Getting cash back at closing is exactly what it sounds like – receiving cash at the close of the sale or refinance of your home. To understand why a person might get cash back at closing, you need to understand the concept of equity.
Equity is a measure of how much of your home you own outright, free and clear of any financial encumbrances such as a mortgage. If you paid for your home in cash, you have full equity in your home, equal to the fair market value of your home at that time. Most people don’t pay for their homes in cash, but instead take out a mortgage. If you have taken out a mortgage, the equity you have in your home is equal to the amount of the down payment you have made plus the amount of the mortgage you have paid off (minus interest) plus the amount of any appreciation in the fair market value of the home.
For example, assume Bob Buyer bought a house for $300,000. He put down a $30,000 down payment and took out a mortgage for $270,000. Ten years later, Bob had paid down the mortgage by $15,000 and the value of the house had appreciated to $320,000. At the start, Bob had $30,000 of equity, equal to the amount of his down payment. Ten years later, Bob had $65,000 of equity: $30,000 from the down payment; $20,000 from appreciation; and $15,000 from paying on his mortgage.

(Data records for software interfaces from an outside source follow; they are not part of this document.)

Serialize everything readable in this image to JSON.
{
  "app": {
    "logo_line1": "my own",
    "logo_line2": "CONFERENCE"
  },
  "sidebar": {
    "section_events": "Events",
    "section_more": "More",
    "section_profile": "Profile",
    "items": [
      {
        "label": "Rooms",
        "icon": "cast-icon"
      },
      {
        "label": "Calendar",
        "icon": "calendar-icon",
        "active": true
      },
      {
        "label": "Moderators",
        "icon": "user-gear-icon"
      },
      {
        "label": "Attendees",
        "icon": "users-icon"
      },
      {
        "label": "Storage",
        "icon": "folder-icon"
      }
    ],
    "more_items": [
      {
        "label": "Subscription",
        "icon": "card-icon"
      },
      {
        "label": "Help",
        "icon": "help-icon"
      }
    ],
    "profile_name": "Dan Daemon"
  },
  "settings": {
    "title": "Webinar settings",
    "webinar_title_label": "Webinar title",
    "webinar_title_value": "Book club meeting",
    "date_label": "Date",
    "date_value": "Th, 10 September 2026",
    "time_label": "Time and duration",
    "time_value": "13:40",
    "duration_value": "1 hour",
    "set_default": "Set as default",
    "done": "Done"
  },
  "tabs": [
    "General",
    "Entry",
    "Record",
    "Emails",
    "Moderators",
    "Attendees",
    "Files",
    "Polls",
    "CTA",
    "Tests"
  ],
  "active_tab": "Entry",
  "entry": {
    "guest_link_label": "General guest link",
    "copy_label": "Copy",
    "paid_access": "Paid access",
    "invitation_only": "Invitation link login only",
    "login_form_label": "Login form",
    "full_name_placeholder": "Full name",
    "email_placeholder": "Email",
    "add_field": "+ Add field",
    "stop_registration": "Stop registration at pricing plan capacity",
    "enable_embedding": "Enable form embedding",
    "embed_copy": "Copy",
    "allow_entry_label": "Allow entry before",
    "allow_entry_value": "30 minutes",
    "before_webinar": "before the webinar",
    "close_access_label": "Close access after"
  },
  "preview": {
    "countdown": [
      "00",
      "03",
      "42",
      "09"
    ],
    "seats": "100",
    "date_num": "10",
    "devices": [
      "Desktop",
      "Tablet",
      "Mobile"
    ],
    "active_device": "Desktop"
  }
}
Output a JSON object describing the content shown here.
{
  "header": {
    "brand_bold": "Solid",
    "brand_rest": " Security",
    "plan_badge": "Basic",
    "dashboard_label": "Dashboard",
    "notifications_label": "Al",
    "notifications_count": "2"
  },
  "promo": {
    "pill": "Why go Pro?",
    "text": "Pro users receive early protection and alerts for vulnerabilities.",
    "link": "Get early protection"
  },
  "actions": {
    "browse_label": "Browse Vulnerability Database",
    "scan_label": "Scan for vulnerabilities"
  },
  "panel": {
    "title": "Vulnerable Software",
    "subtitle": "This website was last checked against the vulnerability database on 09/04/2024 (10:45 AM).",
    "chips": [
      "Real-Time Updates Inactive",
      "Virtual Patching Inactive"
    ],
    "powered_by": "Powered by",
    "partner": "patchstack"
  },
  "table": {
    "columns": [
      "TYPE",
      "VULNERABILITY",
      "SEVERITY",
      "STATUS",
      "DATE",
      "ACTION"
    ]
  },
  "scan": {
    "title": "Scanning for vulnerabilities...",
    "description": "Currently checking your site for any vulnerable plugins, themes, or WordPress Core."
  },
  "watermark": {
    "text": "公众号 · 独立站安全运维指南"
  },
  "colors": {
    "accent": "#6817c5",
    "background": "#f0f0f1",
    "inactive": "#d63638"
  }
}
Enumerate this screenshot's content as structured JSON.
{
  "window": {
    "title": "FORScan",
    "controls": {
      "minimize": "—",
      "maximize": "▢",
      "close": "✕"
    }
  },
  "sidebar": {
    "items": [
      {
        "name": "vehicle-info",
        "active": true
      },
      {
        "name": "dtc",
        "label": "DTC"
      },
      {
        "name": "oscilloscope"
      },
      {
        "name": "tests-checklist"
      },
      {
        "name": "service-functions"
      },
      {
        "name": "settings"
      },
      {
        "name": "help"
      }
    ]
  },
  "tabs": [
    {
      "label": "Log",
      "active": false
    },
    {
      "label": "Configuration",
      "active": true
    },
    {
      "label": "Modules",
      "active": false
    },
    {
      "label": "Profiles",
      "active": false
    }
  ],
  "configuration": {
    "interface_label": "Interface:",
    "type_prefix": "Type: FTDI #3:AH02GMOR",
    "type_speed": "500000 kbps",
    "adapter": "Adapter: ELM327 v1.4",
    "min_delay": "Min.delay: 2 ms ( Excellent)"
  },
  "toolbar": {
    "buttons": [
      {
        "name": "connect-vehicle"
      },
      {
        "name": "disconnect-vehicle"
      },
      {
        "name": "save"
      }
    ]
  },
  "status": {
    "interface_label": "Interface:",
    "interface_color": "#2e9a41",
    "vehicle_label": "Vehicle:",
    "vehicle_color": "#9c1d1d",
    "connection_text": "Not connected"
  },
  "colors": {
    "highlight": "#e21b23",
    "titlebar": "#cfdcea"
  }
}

It used to be that in order to take advantage of the equity in your home, you had to sell it. These days many property owners are able to take advantage of the equity that they have built up in their property without actually have to sell the property. They usually do this by getting cash back at the closing of a refinance on a home that has greatly appreciated. The cash can come in the form of hard cash or an equity line of credit. Either way, when you get cash back at closing, it is usually structured as a loan secured by the increased equity in your home. Typically, the loan takes second position behind the original mortgage (called a purchase money mortgage), so that in the event of foreclosure the purchase money mortgage is still paid off first. Just like the initial mortgage, the second mortgage decreases the equity in your home until you pay it off.